After a very weird 2020, we’re (finally) now headed into 2021—but there are still a lot of questions left unanswered, in the world and in our sport. Who will help shape triathlon? Who are the people working in front of and behind the scenes to do exciting, new, or interesting things? Who should you keep your eye on in the next multisport year?
We racked our brains, scoured the tri-space, and came up with this varied list of multisport movers and shakers—all of whom we’re looking forward to watching in 2021. We can’t wait to see what they do and how they change the sport in the year ahead. We’ll be revealing one person at a time over the next two weeks, but Active Pass members can view the entire list right now. Today we’re highlighting
53 | Älgö, Sweden
Co-Founder of ÖTILLÖ Swimrun
While Swimrun isn’t brand new, it’s been having a moment over the last few years—thanks in part to the adventurous spirit and freewheeling, creative format that has participants compete in teams (or sometimes solo) over swim and run legs of various lengths. Not only has Michael Lemmel co-created the successful ÖTILLÖ brand that finally landed on U.S. soil in 2020, but he was also one of the first race directors to restart multisport events during the pandemic with some unique solutions to new problems.
“We had a lucky break with ÖTILLÖ Swimrun Engadin where there was a window of opportunity that we took—at the price of having four of us in the production team take 10 days in quarantine in Switzerland to be able to put on the race,” he said. “We then adapted to the 50-person rule in Sweden and created an ‘ÖTILLÖ Final 15K’ concept with 50 people starting and finishing before the next 50 could do so. Over two days we had almost 300 racers race that way.”

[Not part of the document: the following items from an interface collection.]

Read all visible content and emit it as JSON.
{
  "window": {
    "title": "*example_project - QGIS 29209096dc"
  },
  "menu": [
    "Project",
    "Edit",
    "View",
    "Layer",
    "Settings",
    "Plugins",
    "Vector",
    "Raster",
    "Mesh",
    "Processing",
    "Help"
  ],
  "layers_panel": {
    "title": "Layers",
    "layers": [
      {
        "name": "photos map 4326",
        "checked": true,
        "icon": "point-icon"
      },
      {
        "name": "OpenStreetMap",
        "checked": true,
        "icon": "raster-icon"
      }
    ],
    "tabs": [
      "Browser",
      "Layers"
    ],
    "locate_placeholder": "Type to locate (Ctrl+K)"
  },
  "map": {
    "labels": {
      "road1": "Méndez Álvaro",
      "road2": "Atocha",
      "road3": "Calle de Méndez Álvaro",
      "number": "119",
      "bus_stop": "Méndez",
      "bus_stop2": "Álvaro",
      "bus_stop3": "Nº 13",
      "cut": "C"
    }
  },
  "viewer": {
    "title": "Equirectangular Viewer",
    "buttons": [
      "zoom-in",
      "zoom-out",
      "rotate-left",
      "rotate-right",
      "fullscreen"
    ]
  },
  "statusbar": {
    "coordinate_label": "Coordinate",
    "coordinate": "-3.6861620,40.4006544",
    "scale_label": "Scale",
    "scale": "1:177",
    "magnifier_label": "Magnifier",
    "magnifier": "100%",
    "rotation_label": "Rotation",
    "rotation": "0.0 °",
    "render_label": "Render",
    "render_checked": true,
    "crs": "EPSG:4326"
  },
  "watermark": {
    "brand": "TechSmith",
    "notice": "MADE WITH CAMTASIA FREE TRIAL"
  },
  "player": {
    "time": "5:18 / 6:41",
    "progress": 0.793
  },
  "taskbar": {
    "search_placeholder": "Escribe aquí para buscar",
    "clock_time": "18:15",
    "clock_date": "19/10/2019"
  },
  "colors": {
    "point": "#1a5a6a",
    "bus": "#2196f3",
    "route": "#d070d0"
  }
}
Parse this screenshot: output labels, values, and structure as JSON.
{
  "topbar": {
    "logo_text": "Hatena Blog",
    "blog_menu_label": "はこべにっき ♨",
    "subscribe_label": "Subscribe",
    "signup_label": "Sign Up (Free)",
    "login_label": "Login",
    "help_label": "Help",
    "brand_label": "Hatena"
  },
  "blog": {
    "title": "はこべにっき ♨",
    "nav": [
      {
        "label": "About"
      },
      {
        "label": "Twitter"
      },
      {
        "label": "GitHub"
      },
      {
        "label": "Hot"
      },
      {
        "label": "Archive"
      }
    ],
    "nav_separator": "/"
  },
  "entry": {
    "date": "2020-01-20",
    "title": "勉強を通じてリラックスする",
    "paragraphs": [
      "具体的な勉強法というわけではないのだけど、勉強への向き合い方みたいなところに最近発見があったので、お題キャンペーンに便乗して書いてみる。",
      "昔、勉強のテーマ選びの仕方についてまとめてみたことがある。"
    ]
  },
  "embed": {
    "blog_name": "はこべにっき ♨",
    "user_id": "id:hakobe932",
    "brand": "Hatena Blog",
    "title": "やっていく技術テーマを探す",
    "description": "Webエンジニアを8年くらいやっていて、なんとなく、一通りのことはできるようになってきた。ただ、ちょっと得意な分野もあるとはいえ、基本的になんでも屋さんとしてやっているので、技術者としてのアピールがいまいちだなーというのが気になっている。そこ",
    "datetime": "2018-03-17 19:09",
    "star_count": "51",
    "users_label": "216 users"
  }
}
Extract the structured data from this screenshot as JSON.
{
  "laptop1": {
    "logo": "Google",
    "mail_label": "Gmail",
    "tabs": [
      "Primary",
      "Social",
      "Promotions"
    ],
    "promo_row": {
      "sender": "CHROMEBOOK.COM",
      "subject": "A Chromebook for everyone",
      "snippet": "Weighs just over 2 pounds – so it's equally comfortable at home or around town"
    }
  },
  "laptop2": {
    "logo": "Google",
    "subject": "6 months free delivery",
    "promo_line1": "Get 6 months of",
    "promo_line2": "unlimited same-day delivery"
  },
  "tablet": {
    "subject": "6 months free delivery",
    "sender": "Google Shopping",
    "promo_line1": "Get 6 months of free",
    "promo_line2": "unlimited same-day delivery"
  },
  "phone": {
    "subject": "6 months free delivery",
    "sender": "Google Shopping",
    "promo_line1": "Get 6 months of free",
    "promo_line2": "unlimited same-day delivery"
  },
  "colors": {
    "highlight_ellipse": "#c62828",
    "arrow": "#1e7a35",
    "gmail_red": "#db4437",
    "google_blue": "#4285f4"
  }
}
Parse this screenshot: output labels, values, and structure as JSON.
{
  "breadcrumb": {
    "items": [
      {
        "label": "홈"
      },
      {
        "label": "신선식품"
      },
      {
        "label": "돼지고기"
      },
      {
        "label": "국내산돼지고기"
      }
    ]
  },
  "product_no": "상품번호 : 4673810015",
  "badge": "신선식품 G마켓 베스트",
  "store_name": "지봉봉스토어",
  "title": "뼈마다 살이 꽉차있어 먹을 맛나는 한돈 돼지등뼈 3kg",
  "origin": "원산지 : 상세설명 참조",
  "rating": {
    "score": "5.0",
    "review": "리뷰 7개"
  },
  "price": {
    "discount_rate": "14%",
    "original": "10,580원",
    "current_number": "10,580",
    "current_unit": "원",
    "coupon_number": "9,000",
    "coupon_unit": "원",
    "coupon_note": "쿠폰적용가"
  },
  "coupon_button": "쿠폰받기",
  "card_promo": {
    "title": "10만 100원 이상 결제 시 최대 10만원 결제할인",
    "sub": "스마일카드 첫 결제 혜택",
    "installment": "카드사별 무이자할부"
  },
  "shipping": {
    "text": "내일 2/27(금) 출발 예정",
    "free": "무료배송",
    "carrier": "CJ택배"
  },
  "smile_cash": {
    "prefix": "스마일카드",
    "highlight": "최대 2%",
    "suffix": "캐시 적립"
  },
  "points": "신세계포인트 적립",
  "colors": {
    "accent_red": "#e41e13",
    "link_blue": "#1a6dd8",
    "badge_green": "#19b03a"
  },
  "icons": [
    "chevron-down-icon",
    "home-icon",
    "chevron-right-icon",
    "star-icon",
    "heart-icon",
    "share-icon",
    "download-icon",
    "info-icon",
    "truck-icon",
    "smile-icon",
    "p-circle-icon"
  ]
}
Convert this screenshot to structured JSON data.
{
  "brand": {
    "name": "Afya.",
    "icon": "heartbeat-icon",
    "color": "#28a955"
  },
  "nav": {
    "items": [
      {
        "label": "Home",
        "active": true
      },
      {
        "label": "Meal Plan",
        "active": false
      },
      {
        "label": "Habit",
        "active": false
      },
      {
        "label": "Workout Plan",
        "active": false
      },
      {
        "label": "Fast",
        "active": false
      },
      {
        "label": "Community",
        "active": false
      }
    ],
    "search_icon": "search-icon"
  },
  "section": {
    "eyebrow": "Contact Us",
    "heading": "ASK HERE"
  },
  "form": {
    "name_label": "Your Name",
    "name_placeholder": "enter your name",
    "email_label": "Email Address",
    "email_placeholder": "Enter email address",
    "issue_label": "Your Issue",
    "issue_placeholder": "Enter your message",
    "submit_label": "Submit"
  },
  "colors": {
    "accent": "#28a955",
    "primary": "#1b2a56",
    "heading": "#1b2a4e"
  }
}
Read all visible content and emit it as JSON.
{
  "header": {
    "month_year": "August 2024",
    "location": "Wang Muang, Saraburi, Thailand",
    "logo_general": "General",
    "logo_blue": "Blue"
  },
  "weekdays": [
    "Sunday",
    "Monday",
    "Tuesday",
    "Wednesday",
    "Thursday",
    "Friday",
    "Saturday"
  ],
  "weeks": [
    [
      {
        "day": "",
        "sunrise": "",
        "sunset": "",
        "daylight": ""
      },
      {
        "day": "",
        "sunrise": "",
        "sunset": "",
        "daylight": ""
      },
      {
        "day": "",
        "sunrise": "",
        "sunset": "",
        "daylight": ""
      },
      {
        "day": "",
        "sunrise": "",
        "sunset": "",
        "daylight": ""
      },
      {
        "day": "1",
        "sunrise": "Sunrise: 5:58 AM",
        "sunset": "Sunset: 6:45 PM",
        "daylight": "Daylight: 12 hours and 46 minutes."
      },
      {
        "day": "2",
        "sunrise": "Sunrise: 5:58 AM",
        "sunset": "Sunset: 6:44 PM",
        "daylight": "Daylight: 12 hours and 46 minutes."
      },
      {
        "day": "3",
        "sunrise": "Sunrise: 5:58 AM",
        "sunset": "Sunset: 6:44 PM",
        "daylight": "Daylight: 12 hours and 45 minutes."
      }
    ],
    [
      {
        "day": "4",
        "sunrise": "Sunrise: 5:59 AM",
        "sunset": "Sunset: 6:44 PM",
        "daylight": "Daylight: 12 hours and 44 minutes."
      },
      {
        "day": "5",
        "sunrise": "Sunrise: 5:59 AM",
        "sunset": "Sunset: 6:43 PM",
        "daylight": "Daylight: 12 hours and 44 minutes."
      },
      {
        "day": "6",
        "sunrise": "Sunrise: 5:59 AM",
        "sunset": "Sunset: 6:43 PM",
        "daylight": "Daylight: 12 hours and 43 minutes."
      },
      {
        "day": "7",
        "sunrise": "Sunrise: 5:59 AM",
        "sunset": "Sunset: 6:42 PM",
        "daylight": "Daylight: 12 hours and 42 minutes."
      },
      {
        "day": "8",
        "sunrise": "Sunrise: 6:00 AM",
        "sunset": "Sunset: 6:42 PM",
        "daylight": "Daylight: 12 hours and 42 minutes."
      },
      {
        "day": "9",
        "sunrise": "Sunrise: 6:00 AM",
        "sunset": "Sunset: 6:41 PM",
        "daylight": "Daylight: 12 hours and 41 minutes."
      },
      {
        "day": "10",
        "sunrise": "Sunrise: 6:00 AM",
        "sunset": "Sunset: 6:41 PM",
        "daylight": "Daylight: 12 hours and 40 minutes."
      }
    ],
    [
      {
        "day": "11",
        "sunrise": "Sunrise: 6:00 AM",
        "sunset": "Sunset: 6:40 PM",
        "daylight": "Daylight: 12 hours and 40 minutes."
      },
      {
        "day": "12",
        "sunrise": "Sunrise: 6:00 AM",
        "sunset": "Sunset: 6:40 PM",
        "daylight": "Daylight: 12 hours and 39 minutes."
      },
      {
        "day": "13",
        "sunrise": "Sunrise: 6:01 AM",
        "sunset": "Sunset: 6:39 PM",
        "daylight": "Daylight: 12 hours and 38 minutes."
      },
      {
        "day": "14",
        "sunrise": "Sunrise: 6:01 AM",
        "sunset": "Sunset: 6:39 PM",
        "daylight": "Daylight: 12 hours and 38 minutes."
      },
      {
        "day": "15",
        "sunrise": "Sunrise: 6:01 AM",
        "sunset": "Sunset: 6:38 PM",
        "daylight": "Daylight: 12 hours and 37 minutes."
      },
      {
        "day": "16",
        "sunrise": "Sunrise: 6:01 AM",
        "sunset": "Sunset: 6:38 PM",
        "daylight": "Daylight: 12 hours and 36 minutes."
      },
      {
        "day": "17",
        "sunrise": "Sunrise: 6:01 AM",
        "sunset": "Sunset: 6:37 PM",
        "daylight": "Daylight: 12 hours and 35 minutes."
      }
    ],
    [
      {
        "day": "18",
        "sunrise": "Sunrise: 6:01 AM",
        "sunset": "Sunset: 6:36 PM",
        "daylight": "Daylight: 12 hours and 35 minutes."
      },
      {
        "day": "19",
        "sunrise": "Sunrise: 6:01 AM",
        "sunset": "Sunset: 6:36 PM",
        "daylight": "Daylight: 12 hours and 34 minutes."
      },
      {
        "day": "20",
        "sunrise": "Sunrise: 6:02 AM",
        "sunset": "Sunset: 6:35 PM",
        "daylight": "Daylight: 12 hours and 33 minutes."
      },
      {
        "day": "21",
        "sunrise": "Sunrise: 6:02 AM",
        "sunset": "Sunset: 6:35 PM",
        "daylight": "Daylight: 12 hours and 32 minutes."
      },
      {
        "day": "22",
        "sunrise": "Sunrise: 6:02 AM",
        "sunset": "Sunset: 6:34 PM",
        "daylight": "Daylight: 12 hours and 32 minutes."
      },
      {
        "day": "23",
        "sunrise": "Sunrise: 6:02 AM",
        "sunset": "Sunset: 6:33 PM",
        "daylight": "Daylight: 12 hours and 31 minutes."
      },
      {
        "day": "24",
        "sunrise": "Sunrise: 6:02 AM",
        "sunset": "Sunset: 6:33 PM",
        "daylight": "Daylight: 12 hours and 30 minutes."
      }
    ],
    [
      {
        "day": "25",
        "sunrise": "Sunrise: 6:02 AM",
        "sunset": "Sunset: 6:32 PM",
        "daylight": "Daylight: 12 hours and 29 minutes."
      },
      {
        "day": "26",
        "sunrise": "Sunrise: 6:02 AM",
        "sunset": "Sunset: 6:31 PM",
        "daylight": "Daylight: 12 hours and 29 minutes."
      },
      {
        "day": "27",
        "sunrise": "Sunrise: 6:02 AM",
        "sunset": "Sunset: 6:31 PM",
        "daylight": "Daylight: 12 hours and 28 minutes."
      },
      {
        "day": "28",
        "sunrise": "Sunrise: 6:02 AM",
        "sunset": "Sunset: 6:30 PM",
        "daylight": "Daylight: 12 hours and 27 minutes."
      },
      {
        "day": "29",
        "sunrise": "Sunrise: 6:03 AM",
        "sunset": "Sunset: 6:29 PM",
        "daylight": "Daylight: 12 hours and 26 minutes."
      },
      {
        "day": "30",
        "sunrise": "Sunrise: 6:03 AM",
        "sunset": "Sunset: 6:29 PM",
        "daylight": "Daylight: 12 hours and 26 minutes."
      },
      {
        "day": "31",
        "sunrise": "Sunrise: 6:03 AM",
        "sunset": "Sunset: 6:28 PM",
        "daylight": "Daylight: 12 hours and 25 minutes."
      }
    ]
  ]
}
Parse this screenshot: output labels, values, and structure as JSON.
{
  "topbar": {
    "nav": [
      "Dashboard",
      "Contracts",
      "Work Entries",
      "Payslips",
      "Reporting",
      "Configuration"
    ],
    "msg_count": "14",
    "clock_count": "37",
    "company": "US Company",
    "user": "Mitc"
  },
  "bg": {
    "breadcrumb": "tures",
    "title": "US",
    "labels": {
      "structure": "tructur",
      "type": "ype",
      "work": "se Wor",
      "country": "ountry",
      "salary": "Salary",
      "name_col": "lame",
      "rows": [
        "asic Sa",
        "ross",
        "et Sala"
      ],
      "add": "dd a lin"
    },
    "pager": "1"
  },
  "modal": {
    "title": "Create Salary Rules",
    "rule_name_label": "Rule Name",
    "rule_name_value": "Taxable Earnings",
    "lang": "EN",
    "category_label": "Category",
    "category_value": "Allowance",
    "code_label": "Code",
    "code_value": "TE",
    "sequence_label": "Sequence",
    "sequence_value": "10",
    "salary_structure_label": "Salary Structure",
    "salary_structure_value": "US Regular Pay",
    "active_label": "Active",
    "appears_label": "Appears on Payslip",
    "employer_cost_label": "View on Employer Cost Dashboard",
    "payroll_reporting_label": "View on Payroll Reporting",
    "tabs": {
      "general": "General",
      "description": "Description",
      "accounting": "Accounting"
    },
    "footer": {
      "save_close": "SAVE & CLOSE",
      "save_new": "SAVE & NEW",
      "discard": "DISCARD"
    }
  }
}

Using tactics like spreading the race out over two days and having smaller “micro fields” race in waves, Lemmel and his team have been able to adapt—a typical trait of Swimrun athletes, along with their ability to persevere. “In essence, [it is a] fight for every way forward and learning from the losses,” he said of the ups and downs he’s faced as a race director during the COVID-19 pandemic. “A river always finds its way to the sea.”
For next year, Lemmel sees uncertainty on the horizon, but he’s hopeful while still taking his greater role as a producer of large events seriously during these pandemic times. “We will do whatever we can to put on responsible events without asking people to travel around the world,” he said. “We need to cater to local markets and Swimrun has come to the point where there is a local market.”
Lemmel’s insistence on safety and responsibility—and keeping events local—is a breath of fresh air, and Swimrun’s unique position works on getting people outdoors in novel ways. “More and more people have a desire to be in nature at the same time as less and less people have the skill set to be there on their own,” he said. “Through responsible events there is a platform to explore a wilder side than you would on your own.”